EXERCISE = Print each of the records below, leaving every word as it is.

SUPPLIED RECORDS =
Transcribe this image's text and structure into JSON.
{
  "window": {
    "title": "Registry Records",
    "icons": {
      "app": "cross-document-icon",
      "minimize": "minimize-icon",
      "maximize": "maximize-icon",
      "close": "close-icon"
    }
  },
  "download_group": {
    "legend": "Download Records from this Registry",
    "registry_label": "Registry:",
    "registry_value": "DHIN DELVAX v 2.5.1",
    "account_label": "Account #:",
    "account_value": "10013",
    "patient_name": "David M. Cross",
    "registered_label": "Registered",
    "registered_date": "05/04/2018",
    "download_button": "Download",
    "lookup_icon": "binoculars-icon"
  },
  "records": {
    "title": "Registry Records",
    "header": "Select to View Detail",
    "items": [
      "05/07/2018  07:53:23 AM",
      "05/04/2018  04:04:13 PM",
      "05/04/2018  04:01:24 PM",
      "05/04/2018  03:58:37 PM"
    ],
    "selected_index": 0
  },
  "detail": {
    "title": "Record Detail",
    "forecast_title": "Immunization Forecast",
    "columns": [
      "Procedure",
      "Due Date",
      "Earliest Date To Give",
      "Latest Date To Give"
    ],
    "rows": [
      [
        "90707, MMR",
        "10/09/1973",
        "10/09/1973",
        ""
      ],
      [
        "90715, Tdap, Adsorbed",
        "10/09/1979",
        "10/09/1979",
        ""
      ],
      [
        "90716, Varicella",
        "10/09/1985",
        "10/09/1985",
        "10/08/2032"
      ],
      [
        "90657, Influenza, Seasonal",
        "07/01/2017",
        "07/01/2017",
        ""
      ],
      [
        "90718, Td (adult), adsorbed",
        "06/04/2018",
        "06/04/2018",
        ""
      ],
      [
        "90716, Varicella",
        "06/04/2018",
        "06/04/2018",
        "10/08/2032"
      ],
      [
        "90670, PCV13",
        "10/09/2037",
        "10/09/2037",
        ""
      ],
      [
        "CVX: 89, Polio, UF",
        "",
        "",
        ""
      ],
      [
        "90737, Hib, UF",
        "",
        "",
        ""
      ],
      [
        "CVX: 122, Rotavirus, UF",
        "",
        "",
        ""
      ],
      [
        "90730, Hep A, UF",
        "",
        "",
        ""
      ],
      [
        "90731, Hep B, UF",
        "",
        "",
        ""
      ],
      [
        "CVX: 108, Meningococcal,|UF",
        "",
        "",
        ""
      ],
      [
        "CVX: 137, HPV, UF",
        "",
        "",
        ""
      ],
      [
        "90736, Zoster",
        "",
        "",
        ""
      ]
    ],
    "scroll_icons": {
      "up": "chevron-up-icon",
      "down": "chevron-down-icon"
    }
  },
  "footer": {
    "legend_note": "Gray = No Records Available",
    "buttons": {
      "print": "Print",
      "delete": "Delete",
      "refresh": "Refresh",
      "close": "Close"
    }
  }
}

REPLY TO THE TASK =
Transcribe this image's text and structure into JSON.
{
  "window": {
    "title": "Registry Records",
    "icons": {
      "app": "cross-document-icon",
      "minimize": "minimize-icon",
      "maximize": "maximize-icon",
      "close": "close-icon"
    }
  },
  "download_group": {
    "legend": "Download Records from this Registry",
    "registry_label": "Registry:",
    "registry_value": "DHIN DELVAX v 2.5.1",
    "account_label": "Account #:",
    "account_value": "10013",
    "patient_name": "David M. Cross",
    "registered_label": "Registered",
    "registered_date": "05/04/2018",
    "download_button": "Download",
    "lookup_icon": "binoculars-icon"
  },
  "records": {
    "title": "Registry Records",
    "header": "Select to View Detail",
    "items": [
      "05/07/2018  07:53:23 AM",
      "05/04/2018  04:04:13 PM",
      "05/04/2018  04:01:24 PM",
      "05/04/2018  03:58:37 PM"
    ],
    "selected_index": 0
  },
  "detail": {
    "title": "Record Detail",
    "forecast_title": "Immunization Forecast",
    "columns": [
      "Procedure",
      "Due Date",
      "Earliest Date To Give",
      "Latest Date To Give"
    ],
    "rows": [
      [
        "90707, MMR",
        "10/09/1973",
        "10/09/1973",
        ""
      ],
      [
        "90715, Tdap, Adsorbed",
        "10/09/1979",
        "10/09/1979",
        ""
      ],
      [
        "90716, Varicella",
        "10/09/1985",
        "10/09/1985",
        "10/08/2032"
      ],
      [
        "90657, Influenza, Seasonal",
        "07/01/2017",
        "07/01/2017",
        ""
      ],
      [
        "90718, Td (adult), adsorbed",
        "06/04/2018",
        "06/04/2018",
        ""
      ],
      [
        "90716, Varicella",
        "06/04/2018",
        "06/04/2018",
        "10/08/2032"
      ],
      [
        "90670, PCV13",
        "10/09/2037",
        "10/09/2037",
        ""
      ],
      [
        "CVX: 89, Polio, UF",
        "",
        "",
        ""
      ],
      [
        "90737, Hib, UF",
        "",
        "",
        ""
      ],
      [
        "CVX: 122, Rotavirus, UF",
        "",
        "",
        ""
      ],
      [
        "90730, Hep A, UF",
        "",
        "",
        ""
      ],
      [
        "90731, Hep B, UF",
        "",
        "",
        ""
      ],
      [
        "CVX: 108, Meningococcal,|UF",
        "",
        "",
        ""
      ],
      [
        "CVX: 137, HPV, UF",
        "",
        "",
        ""
      ],
      [
        "90736, Zoster",
        "",
        "",
        ""
      ]
    ],
    "scroll_icons": {
      "up": "chevron-up-icon",
      "down": "chevron-down-icon"
    }
  },
  "footer": {
    "legend_note": "Gray = No Records Available",
    "buttons": {
      "print": "Print",
      "delete": "Delete",
      "refresh": "Refresh",
      "close": "Close"
    }
  }
}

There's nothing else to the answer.